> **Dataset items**
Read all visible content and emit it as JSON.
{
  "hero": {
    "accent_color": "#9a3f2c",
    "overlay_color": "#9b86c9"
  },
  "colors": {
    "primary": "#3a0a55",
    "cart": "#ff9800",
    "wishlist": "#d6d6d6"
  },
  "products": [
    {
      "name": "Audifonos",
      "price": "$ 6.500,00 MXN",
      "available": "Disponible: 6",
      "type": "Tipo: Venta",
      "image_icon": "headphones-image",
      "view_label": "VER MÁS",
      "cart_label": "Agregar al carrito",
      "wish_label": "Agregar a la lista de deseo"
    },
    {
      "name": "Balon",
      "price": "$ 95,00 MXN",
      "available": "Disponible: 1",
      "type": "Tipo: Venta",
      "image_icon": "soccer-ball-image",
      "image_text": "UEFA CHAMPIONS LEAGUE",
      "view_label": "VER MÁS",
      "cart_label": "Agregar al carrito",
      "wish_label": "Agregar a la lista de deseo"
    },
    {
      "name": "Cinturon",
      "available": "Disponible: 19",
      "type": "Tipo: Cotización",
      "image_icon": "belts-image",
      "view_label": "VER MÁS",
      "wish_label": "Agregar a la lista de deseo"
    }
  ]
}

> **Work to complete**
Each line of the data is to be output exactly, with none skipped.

> **Output below**
Read all visible content and emit it as JSON.
{
  "hero": {
    "accent_color": "#9a3f2c",
    "overlay_color": "#9b86c9"
  },
  "colors": {
    "primary": "#3a0a55",
    "cart": "#ff9800",
    "wishlist": "#d6d6d6"
  },
  "products": [
    {
      "name": "Audifonos",
      "price": "$ 6.500,00 MXN",
      "available": "Disponible: 6",
      "type": "Tipo: Venta",
      "image_icon": "headphones-image",
      "view_label": "VER MÁS",
      "cart_label": "Agregar al carrito",
      "wish_label": "Agregar a la lista de deseo"
    },
    {
      "name": "Balon",
      "price": "$ 95,00 MXN",
      "available": "Disponible: 1",
      "type": "Tipo: Venta",
      "image_icon": "soccer-ball-image",
      "image_text": "UEFA CHAMPIONS LEAGUE",
      "view_label": "VER MÁS",
      "cart_label": "Agregar al carrito",
      "wish_label": "Agregar a la lista de deseo"
    },
    {
      "name": "Cinturon",
      "available": "Disponible: 19",
      "type": "Tipo: Cotización",
      "image_icon": "belts-image",
      "view_label": "VER MÁS",
      "wish_label": "Agregar a la lista de deseo"
    }
  ]
}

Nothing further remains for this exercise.